by Stephen Tall on November 1, 2012
Nick Clegg will today make the kind of speech which makes it very hard for Lib Dems to push the idea that our party is serious about reform of the European Union. According to the BBC, he will dismiss the chances of any significant changes to the EU’s budget:
In a speech to be delivered to the Chatham House international affairs think-tank, Mr Clegg will say Labour is well aware there was “absolutely no prospect” of achieving a real-terms cut. “Their change of heart is dishonest, it’s hypocritical. And worst of all, Labour’s plan would cost the taxpayer more, not less,” he is expected to say.
“Because in pushing a completely unrealistic position on the EU budget – one that is miles away from any other country’s position – Labour would have absolutely no hope of getting a budget deal agreed.” … He will also say that the Tory rebels have “absolutely no hope” of achieving their goal of forcing the EU to cut spending.

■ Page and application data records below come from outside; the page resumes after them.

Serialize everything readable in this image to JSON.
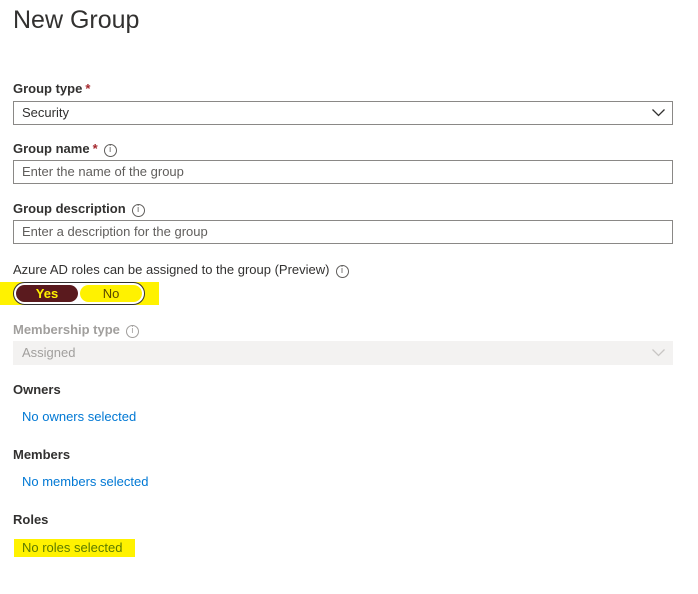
{
  "page": {
    "title": "New Group"
  },
  "group_type": {
    "label": "Group type",
    "required_mark": "*",
    "value": "Security"
  },
  "group_name": {
    "label": "Group name",
    "required_mark": "*",
    "placeholder": "Enter the name of the group"
  },
  "group_description": {
    "label": "Group description",
    "placeholder": "Enter a description for the group"
  },
  "azure_roles": {
    "label": "Azure AD roles can be assigned to the group (Preview)",
    "options": [
      "Yes",
      "No"
    ],
    "selected": "Yes"
  },
  "membership_type": {
    "label": "Membership type",
    "value": "Assigned",
    "disabled": true
  },
  "owners": {
    "label": "Owners",
    "link": "No owners selected"
  },
  "members": {
    "label": "Members",
    "link": "No members selected"
  },
  "roles": {
    "label": "Roles",
    "link": "No roles selected"
  },
  "icons": {
    "info": "info-icon",
    "dropdown": "chevron-down-icon"
  },
  "colors": {
    "highlight": "#fff200",
    "link": "#0078d4",
    "toggle_on": "#5a1a1e",
    "required": "#a4262c"
  }
}
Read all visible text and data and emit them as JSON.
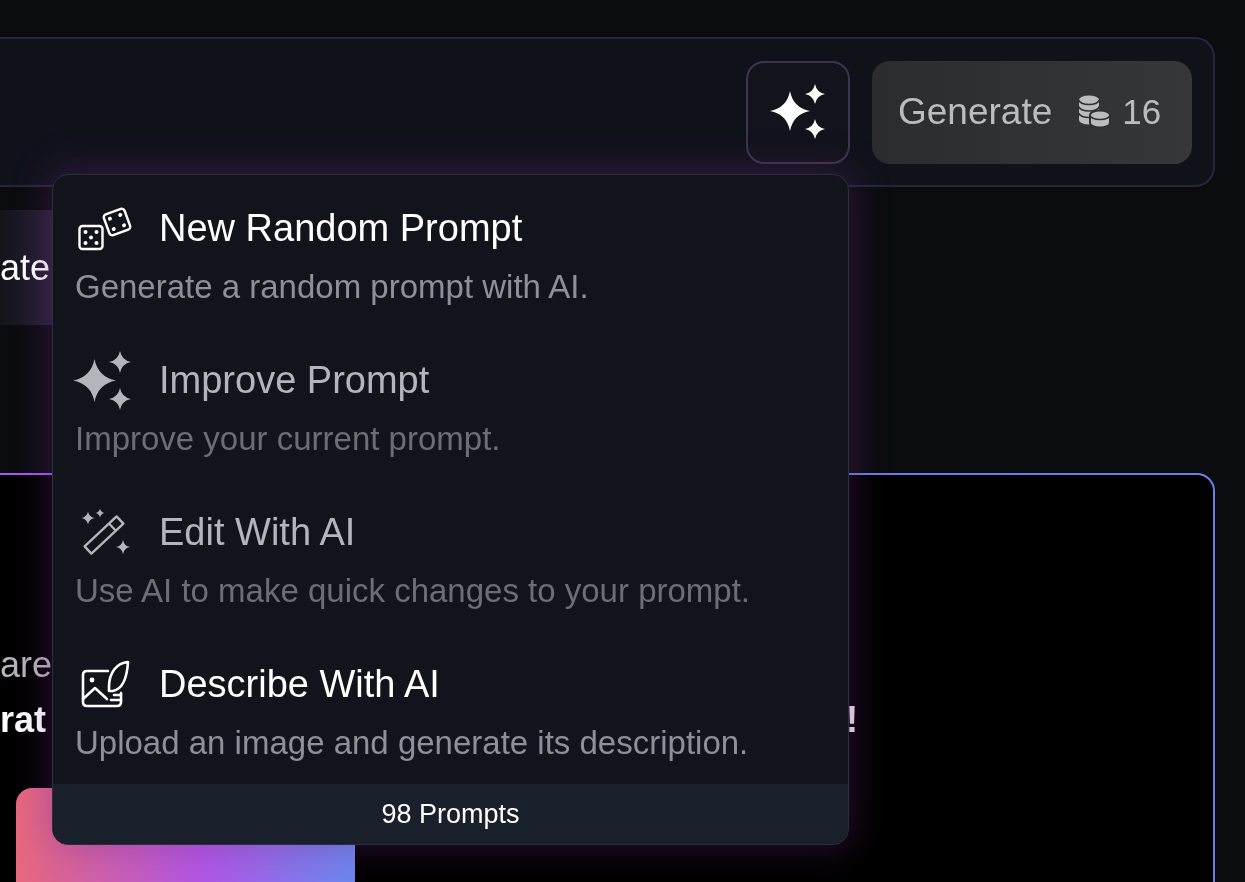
{
  "top_bar": {
    "generate_button": {
      "label": "Generate",
      "credits": "16"
    }
  },
  "side_tab": {
    "label": "ate"
  },
  "upgrade_card": {
    "line_1": "are",
    "line_2_start": "rat",
    "line_2_end": "!"
  },
  "ai_menu": {
    "items": [
      {
        "kind": "dice",
        "title": "New Random Prompt",
        "description": "Generate a random prompt with AI.",
        "disabled": false
      },
      {
        "kind": "sparkles",
        "title": "Improve Prompt",
        "description": "Improve your current prompt.",
        "disabled": true
      },
      {
        "kind": "magic-pencil",
        "title": "Edit With AI",
        "description": "Use AI to make quick changes to your prompt.",
        "disabled": true
      },
      {
        "kind": "image-feather",
        "title": "Describe With AI",
        "description": "Upload an image and generate its description.",
        "disabled": false
      }
    ],
    "footer": "98 Prompts"
  }
}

Do you think those quotes survive the ‘doorstep campaigning’ test? Can you imagine delivering them loud and proud at the hustings? Would you put them on your next Focus leaflet? Phrases like “no prospect … no hope” of getting a better budget deal for Britain – they don’t resound with me, they don’t stir me.
Of course, we have to stick by our liberal principles even (and especially) when we think they’ll be unpopular. But I don’t see much liberal principle under-pinning them, either. Here’s why:
The issues at stake
1) The European Commission’s proposed budget ceiling of £826bn is a 5% rise compared with the 2007-2013 budget. At a time when every EU country is trying to squeeze its budgets to stop debt increasing ever higher, that headline fact is a hard sell.
2) It is even harder to square given how that budget is spent. The single biggest ticket item is the Common Agricultural Policy, which accounts for some 47% of the EU’s total annual spend, the bulk of it on direct subsidies to farmers – a system which rigs the agricultural trading system in favour of rich countries and against poor farmers in the developing world.
3) Nor are Lib Dems against EU budget savings: Lib Dems have pushed for years that the EU should end the high-cost absurdity of splitting its working between three cities, Strasbourg, Luxembourg and Brussels.
The negotiating tactics at stake:
1) Ever since the Coalition deal was struck, Lib Dems have pointed proudly to our processes of internal democracy as having helped deliver a good deal which saw much of our election manifesto delivered. The ‘triple lock’ agreement – that the parliamentary party, the Federal Executive and conference representatives all had to agree to the deal – gave our negotiators a strong hand. Is Nick really saying that Parliament has now weakened the Prime Minister’s ability to negotiate? If so, I can’t see how.
2) Of course Labour is being opportunistic. Just as they were opportunistic 20 years ago under John Smith, voting against a Maastricht Treaty they agreed with simply to inflict defeat on John Major’s government, at a time when Paddy Ashdown and the Lib Dems bravely held out in support of their principles. But opportunism is not the same as being wrong.
3) Nick Clegg’s line of argument – we shouldn’t argue for something we’ve no hope of achieving – is neither assertive nor positive. Contrast this with the Lib Dem leader’s strong stand last December over David Cameron’s pointless non-veto (‘an inept negotiating strategy placed in the hands of an inexperienced prime minister’ as it was labelled at the time). I’m sure there’s much more in the speech than the lines that have been given to the media, but it’s the quotes at the top of this piece which will be regarded as the Lib Dem position.
What I want Nick Clegg to say
I am pro-European. I am, broadly speaking, pro-EU. But the Lib Dems have always championed a reformed EU. An EU which is more responsive to democratic opinion. An EU which liberalises the free movement of people and trade while tackling the problems we share, such as environmental pollution and crime. That is the positive version of the EU I want as a Lib Dem to be talking to voters about. I think that version of the EU is at odds with the budget the EU works within.
‘In Europe not run by Europe’ was one of the Tories more memorably successful campaigning lines. It’s a bit negative for my tastes. But ‘In Europe to reform the EU’ is what I believe the Lb Dem role should be. Perhaps there is “no prospect … no hope” of achieving that, either. But it’s what I want our party to campaign for.